When beautiful flowers in the garden appear. (Lines 29-32)

It is widely reported that Pagan, presumed to be illiterate, never actually penned a poem, not necessarily a wrong assumption, given her lack of a formal education. Pagan’s only book of poetry, A Collection of Songs and Poems on Several Occasions, is believed to have been transcribed from oral tradition by a Muirkirk local for publication in 1803, when Pagan was 60 years old. However, she reportedly could recite most of the Bible from memory, indicating she must have been able to read quite well. Additionally, a Muirkirk historian has turned up a letter reportedly written by Pagan herself dated July 5, 1821, four months prior to her death.

While alive, Tibby Pagan was admired by those coal miners, farmers, hunters and iron-workers, even as they feared her flailing crutch and sharp wit. She had wooed them with her whiskey, rhymes, and one of Scotland’s most beloved love songs:

Ca’ the yowes to the knowes,
Ca’ them where the heather grows,
Ca’ them where the burnie rows,
My bonnie dearie.
As I gaed down the water side,
There I met my shepherd lad;
He row’d me sweetly in his plaid,
And he ca’d me his dearie

No longer are martyrs the only ones with monuments looming over fields of heather.
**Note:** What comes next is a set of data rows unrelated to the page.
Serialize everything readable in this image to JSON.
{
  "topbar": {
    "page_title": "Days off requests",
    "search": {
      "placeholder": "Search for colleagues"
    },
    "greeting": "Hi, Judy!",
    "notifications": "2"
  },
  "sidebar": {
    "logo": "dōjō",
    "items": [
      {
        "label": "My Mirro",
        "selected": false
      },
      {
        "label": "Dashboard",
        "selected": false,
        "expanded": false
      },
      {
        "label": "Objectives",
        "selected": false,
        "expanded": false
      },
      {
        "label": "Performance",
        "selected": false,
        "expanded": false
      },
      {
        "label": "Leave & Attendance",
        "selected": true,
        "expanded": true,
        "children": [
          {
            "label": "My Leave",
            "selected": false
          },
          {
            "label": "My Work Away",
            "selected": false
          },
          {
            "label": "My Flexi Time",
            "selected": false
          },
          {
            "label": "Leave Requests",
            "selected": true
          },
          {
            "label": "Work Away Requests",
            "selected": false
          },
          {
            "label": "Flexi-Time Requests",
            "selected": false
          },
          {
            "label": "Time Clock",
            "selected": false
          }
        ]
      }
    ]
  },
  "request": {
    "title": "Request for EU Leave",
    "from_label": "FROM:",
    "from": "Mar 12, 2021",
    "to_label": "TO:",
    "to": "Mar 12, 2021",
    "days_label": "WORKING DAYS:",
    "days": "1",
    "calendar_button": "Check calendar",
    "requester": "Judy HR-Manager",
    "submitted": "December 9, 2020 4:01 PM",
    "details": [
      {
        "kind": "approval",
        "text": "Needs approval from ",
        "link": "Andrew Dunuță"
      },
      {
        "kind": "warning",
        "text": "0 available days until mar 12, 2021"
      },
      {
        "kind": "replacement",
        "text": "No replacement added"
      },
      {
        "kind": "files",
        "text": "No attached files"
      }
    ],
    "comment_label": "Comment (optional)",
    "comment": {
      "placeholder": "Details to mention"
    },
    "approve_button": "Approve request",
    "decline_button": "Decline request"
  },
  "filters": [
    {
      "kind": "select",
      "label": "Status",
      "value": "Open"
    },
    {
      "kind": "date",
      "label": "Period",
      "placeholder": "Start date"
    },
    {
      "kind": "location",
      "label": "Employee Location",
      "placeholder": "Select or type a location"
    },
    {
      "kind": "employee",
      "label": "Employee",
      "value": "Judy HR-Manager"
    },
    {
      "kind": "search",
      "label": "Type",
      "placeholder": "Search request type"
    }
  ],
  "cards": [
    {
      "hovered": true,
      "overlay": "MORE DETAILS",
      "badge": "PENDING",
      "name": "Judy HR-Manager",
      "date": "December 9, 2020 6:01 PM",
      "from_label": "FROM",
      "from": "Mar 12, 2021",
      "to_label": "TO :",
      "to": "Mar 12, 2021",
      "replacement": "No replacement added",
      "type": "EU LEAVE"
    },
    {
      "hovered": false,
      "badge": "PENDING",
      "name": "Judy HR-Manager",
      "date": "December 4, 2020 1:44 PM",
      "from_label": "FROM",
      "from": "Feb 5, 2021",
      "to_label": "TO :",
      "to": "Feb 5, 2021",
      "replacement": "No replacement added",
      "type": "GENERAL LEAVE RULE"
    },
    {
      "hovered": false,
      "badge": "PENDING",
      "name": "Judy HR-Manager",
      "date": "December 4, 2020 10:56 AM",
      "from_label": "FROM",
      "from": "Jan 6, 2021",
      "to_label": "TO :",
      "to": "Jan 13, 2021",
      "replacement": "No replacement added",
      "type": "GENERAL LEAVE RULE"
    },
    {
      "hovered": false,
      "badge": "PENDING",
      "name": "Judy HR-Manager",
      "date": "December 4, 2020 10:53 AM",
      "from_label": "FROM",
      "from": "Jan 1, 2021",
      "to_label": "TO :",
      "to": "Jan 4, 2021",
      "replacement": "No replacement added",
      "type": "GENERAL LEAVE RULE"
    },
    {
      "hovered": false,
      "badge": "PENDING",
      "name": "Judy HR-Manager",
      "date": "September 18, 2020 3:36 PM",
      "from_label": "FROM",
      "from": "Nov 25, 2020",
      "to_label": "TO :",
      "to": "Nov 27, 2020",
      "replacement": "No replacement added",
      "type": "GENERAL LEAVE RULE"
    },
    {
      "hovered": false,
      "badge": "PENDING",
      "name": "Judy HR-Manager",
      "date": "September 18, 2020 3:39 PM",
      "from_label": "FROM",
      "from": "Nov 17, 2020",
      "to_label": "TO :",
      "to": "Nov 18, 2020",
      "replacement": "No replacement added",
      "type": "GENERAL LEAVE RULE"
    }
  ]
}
On the Garpel waters where the Curlew and Wagtail breed, stands Tibby’s Brig and a stone monument laden with an enameled yeow marking the place where a beloved poet once sat at her spinning wheel, weaving together wool and words. When Tibby Pagan died in 1821, neighbors journeyed from all across the moors and glens to sing her praises – their very own poetess of Muirkirk.

Karen Spears Zacharias is the author of The Murder Gene 

Karen Spears Zacharias

Author/Journalist/Educator. Gold Star Daughter.

3 Comments

TWayne

about 6 months ago

Thanks for sharing! 👊❤️

Reply

Ed Lowe

about 3 months ago

Hi Karen, Thanks for this an awfae guid read. What a woman she must have been! Cheers Ed (from Muirkirk).

Reply

Karen Spears Zacharias

about 3 months ago

Ed from Muirkirk: How did you ever find this post? And yes, she was a remarkable woman. Have you made the hike out to Tibbie's brig?

Reply

Leave a Comment

Please be polite. We appreciate that.
Your email address will not be published and required fields are marked


This site uses Akismet to reduce spam. Learn how your comment data is processed.